**Task statement**
How many lines in the records below include "JSON"? Answer with the number only.

**Items from a dataset**
[Start of section]

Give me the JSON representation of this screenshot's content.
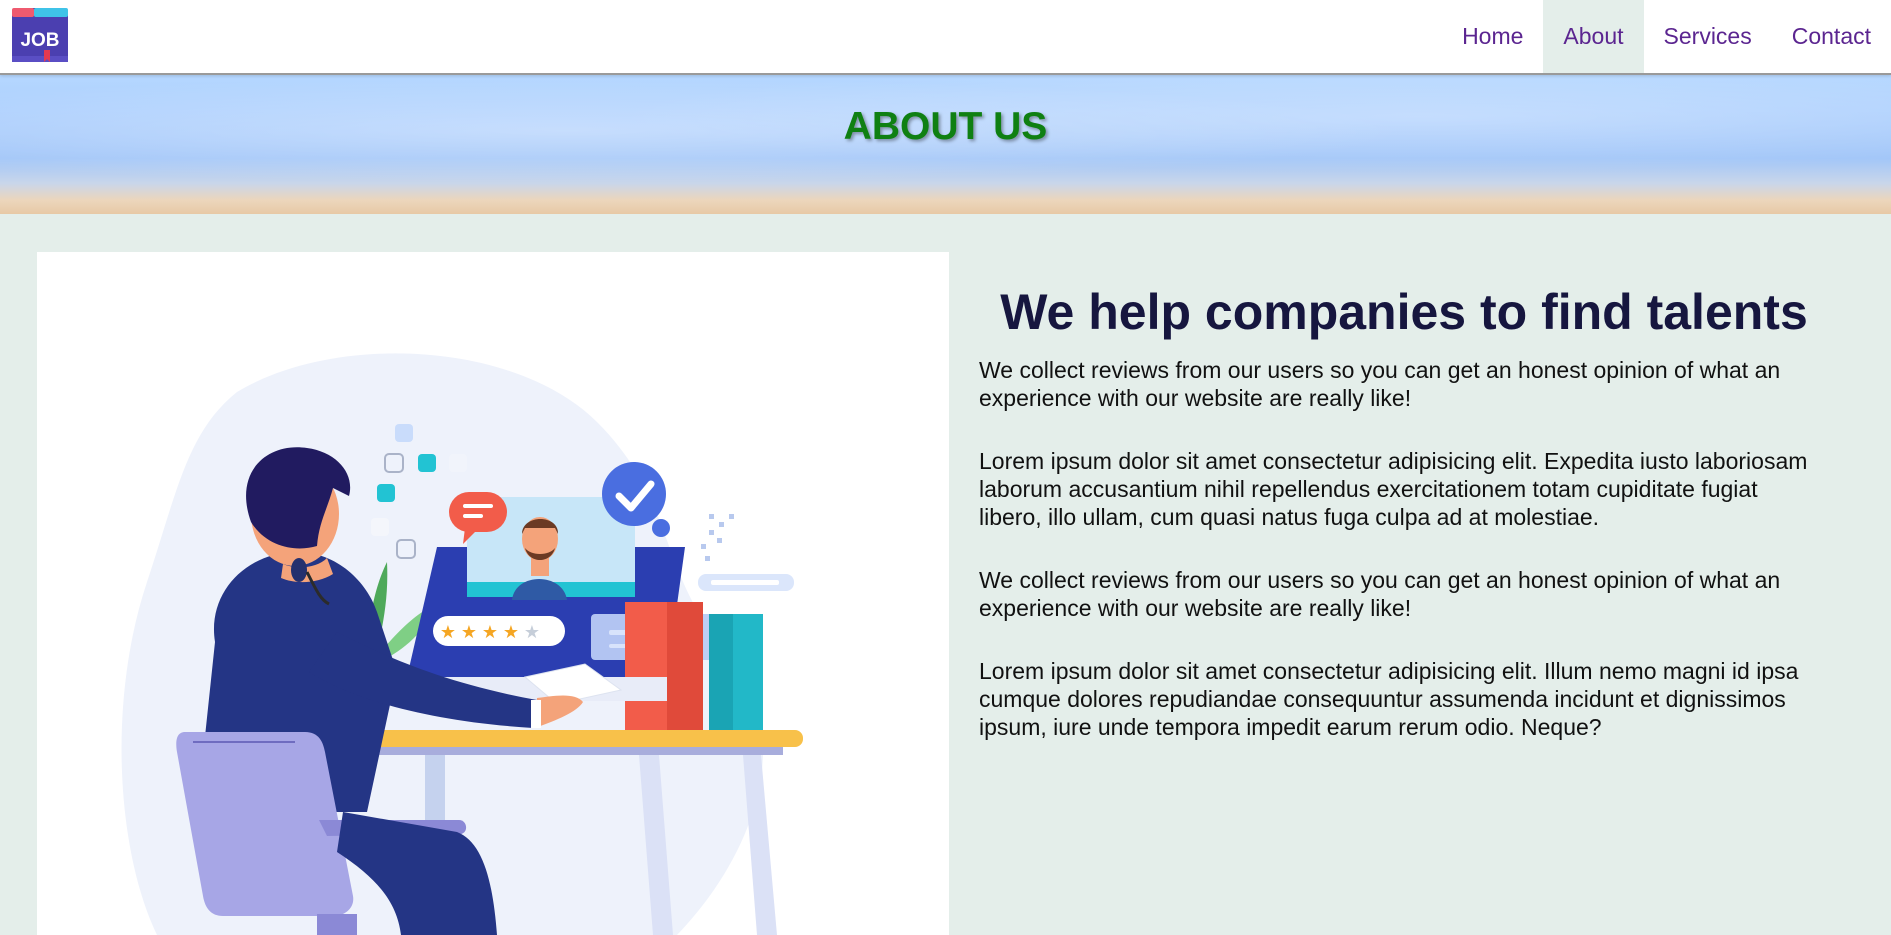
{
  "brand": {
    "logo_text": "JOB",
    "colors": {
      "nav_text": "#5b2590",
      "hero_title": "#0f8012",
      "headline": "#16163f",
      "background": "#e4eeea"
    }
  },
  "nav": {
    "items": [
      {
        "label": "Home",
        "active": false
      },
      {
        "label": "About",
        "active": true
      },
      {
        "label": "Services",
        "active": false
      },
      {
        "label": "Contact",
        "active": false
      }
    ]
  },
  "hero": {
    "title": "ABOUT US"
  },
  "illustration": {
    "icon": "recruiter-video-call-illustration",
    "rating_stars": 4,
    "rating_max": 5
  },
  "content": {
    "headline": "We help companies to find talents",
    "paragraphs": [
      "We collect reviews from our users so you can get an honest opinion of what an experience with our website are really like!",
      "Lorem ipsum dolor sit amet consectetur adipisicing elit. Expedita iusto laboriosam laborum accusantium nihil repellendus exercitationem totam cupiditate fugiat libero, illo ullam, cum quasi natus fuga culpa ad at molestiae.",
      "We collect reviews from our users so you can get an honest opinion of what an experience with our website are really like!",
      "Lorem ipsum dolor sit amet consectetur adipisicing elit. Illum nemo magni id ipsa cumque dolores repudiandae consequuntur assumenda incidunt et dignissimos ipsum, iure unde tempora impedit earum rerum odio. Neque?"
    ]
  }
}
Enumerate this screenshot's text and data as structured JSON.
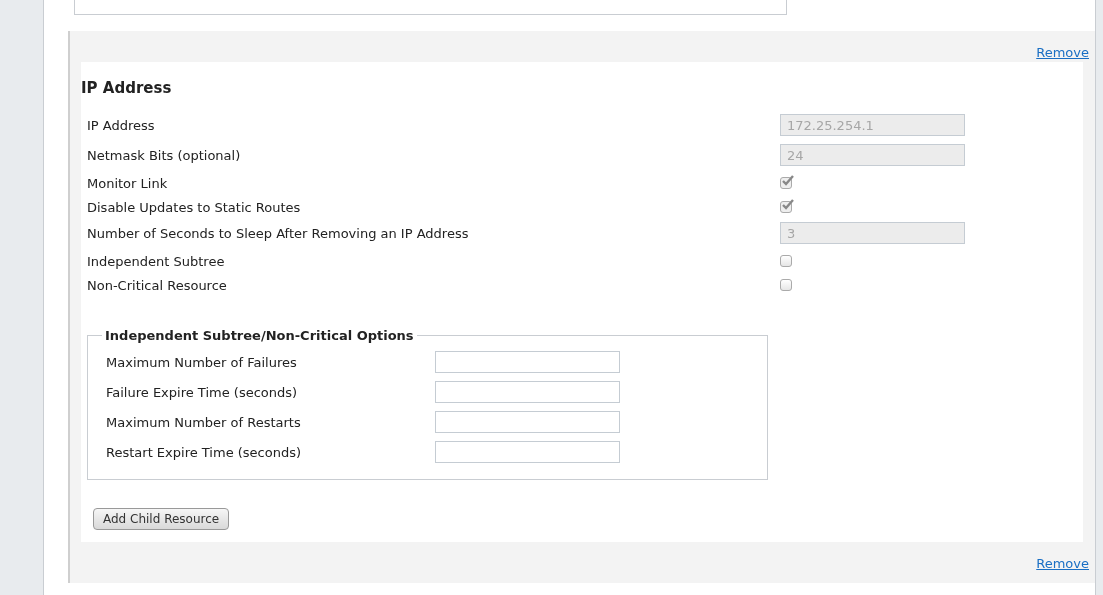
{
  "resources": [
    {
      "remove_link": "Remove",
      "title": "IP Address",
      "fields": [
        {
          "kind": "text",
          "label": "IP Address",
          "value": "172.25.254.1",
          "disabled": true
        },
        {
          "kind": "text",
          "label": "Netmask Bits (optional)",
          "value": "24",
          "disabled": true
        },
        {
          "kind": "checkbox",
          "label": "Monitor Link",
          "checked": true,
          "disabled": true
        },
        {
          "kind": "checkbox",
          "label": "Disable Updates to Static Routes",
          "checked": true,
          "disabled": true
        },
        {
          "kind": "text",
          "label": "Number of Seconds to Sleep After Removing an IP Address",
          "value": "3",
          "disabled": true
        },
        {
          "kind": "checkbox",
          "label": "Independent Subtree",
          "checked": false,
          "disabled": false
        },
        {
          "kind": "checkbox",
          "label": "Non-Critical Resource",
          "checked": false,
          "disabled": false
        }
      ],
      "options": {
        "legend": "Independent Subtree/Non-Critical Options",
        "fields": [
          {
            "label": "Maximum Number of Failures"
          },
          {
            "label": "Failure Expire Time (seconds)"
          },
          {
            "label": "Maximum Number of Restarts"
          },
          {
            "label": "Restart Expire Time (seconds)"
          }
        ]
      },
      "button": "Add Child Resource"
    },
    {
      "remove_link": "Remove"
    }
  ]
}
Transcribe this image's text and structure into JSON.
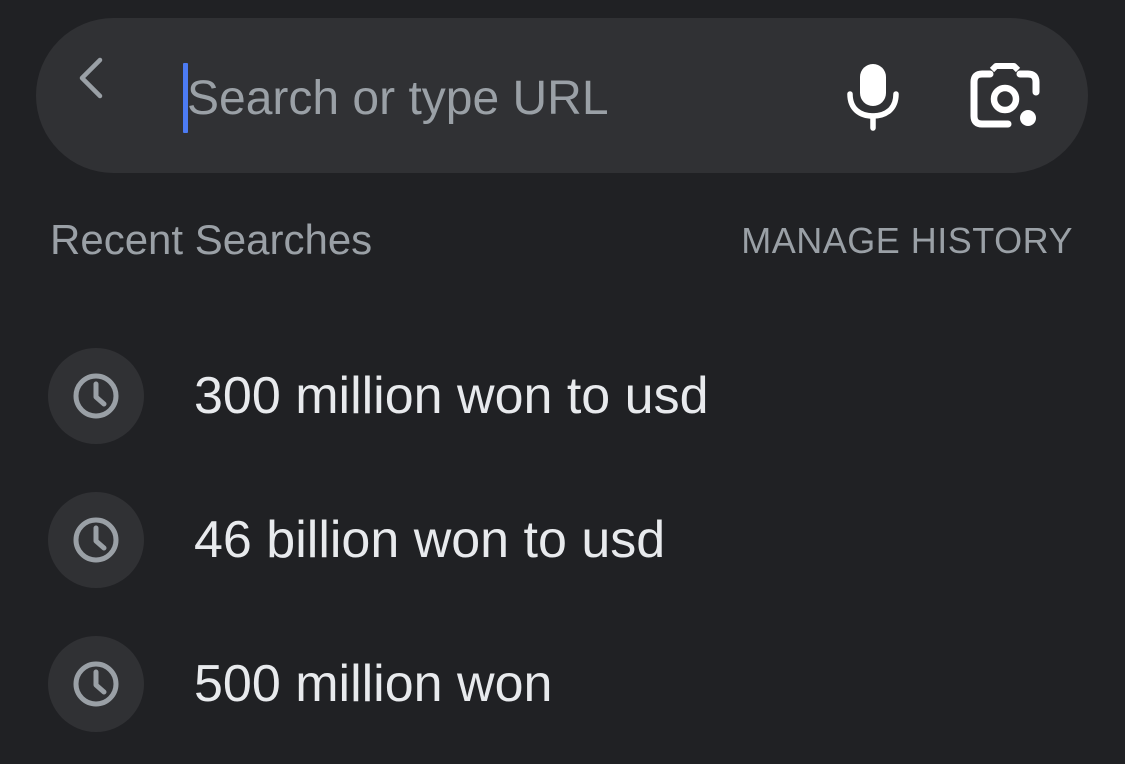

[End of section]

**Exercise solution**
3